Clue 3: Comfort - or lack thereof. If My Guy fell and hurt himself, he ran and hid like a hurt animal and fought to get away if you tried to check on his injuries or to comfort him. You just had to wait it out until he calmed enough to let you in. This was a flag but we still did not know what we were dealing with and everything else seemed ok so we just thought it was curios and accepted it as part of who he was.

Clue 4: Frustration. My Guy had zero frustration tolerance. If something did not go as expected, he threw things and, on a few occasions, would hit himself or knock his head against a wall. This was very disconcerting and it definitely raised alarm bells.

Clue 5: Volatility. My Guy’s moods became more and more unpredictable. His reactions were over the top. Moreover, he was defiant at every opportunity.
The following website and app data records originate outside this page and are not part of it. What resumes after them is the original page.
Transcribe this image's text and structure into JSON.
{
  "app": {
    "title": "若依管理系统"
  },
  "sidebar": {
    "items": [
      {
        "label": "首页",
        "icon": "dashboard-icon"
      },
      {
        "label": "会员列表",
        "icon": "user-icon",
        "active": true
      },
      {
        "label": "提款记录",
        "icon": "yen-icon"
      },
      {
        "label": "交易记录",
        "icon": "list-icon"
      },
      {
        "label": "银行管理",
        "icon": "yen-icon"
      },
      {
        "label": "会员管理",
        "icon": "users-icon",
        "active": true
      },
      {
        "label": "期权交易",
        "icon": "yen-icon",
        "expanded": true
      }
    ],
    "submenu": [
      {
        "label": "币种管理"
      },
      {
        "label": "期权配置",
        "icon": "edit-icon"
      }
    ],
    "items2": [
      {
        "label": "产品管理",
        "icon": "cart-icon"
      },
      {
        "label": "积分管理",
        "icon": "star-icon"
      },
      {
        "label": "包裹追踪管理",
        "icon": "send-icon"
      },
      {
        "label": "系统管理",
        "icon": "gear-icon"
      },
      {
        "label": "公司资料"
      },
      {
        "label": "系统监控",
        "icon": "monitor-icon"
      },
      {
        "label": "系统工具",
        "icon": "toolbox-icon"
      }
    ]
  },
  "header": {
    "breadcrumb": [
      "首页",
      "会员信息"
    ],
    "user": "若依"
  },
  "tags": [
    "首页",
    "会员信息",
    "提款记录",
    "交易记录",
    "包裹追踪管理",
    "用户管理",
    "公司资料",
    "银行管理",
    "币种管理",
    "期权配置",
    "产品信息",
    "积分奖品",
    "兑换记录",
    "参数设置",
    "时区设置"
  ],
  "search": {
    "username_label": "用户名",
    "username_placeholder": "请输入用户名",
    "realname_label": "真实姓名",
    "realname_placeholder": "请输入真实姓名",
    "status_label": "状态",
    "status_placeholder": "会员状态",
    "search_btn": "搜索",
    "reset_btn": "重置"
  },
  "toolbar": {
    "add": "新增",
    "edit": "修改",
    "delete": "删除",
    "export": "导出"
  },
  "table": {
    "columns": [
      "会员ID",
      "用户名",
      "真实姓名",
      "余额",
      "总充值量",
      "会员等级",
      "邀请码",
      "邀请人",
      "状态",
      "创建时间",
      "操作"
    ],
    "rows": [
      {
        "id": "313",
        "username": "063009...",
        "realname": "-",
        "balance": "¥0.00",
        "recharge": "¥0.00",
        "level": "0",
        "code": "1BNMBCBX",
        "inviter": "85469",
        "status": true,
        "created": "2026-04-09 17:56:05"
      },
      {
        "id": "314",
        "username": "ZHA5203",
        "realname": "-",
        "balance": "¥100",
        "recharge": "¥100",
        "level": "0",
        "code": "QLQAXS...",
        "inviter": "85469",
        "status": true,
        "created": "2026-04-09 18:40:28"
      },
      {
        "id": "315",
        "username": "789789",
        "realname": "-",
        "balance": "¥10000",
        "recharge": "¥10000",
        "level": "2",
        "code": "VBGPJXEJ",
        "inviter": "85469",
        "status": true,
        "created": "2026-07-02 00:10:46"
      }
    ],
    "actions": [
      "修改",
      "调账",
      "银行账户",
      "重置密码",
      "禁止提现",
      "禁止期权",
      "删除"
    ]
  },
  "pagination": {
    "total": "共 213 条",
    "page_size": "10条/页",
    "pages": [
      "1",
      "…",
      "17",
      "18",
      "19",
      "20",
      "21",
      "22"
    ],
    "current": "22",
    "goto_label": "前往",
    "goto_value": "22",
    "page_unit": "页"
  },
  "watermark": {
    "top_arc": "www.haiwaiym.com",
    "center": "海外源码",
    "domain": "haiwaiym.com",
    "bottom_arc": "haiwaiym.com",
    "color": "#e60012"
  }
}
We were convinced that he was not just a temperamental child or that we were failing at parenting him. Something was not connecting and we needed answers.

Now, remember those well-meaning others I mentioned earlier? Both my mother and a preschool teacher expressed opinions about My Guy being out of control and implied that we were not doing our job as parents. Had we listened to them, we might still be working against our son rather than with him. He might still be self-abusive and unable to participate effectively in a classroom. We might still be walking around with blinders on, trying everything except what would work.

Instead, we trusted ourselves more. We knew that we were doing everything we could to provide him the love and guidance he needed to flourish; yet, our efforts failed. Seemingly everything had become a battle and, given the research I was doing, I began to think he may have a mood disorder or autism or ADHD or who knows! They all began to look a lot alike to my untrained eye. That is when we began the journey to an official and specific diagnosis.

It took a series of assessments, medical examinations, multiple practitioners, and even school observations before we got good insight into what all of those clues meant. Finally, we had answers! He had Asperger’s syndrome and sensory processing challenges. We were able to reframe everything we knew about our son and meet him right where he was at. This was life altering for all of us! Especially for My Guy. At the age of 13, he is still engaging, smarter than the rest of us, is a leader among his peers and, at any given moment, looks and behaves like every other 13-year-old boy. This would not be possible were it not for our insistence on looking beyond the surface and getting him the help he needed to blossom and grow along the way.

Therefore, mamas, I leave you with this: You have known your child intimately since the moment they entered your life - whether that be conception, birth, fostering, or adoption. You know them. Their heartbeat is your heartbeat. You share their joys and their sorrows. Listen to your gut. When you have an inkling that something is not right for your child, that something is a bit off, you need to put aside all of the doubts and all of the naysaying, and follow your instinct until you get answers. A mother knows.

Have you ever struggled with feeling like the "expert" on your child? Or doubted your motherly instincts? I think we probably all have at some point in our motherly journey. Please share in the comments below your perspective.